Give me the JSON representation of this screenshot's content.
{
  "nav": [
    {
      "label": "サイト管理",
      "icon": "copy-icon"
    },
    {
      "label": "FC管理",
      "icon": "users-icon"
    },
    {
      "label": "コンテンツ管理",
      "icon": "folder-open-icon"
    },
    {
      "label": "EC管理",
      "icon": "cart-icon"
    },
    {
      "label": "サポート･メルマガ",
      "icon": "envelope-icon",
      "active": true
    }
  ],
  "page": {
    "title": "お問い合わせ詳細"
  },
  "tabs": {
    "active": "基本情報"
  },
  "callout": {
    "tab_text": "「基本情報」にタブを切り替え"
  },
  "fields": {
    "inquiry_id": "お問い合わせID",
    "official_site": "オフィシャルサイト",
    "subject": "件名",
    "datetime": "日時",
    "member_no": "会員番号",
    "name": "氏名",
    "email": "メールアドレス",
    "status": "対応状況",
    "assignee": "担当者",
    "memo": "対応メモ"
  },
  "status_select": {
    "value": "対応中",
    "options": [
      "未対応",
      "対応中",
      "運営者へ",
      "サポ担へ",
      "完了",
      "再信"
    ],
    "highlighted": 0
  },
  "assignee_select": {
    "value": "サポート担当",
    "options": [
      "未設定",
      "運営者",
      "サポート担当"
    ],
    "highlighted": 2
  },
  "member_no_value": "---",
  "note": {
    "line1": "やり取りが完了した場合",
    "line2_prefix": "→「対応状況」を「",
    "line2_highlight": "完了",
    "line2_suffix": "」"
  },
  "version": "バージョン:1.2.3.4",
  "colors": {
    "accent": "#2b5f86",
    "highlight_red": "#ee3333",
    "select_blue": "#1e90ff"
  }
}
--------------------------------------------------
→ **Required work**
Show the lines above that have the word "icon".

→ **Expected answer**
      "icon": "copy-icon"
      "icon": "users-icon"
      "icon": "folder-open-icon"
      "icon": "cart-icon"
      "icon": "envelope-icon",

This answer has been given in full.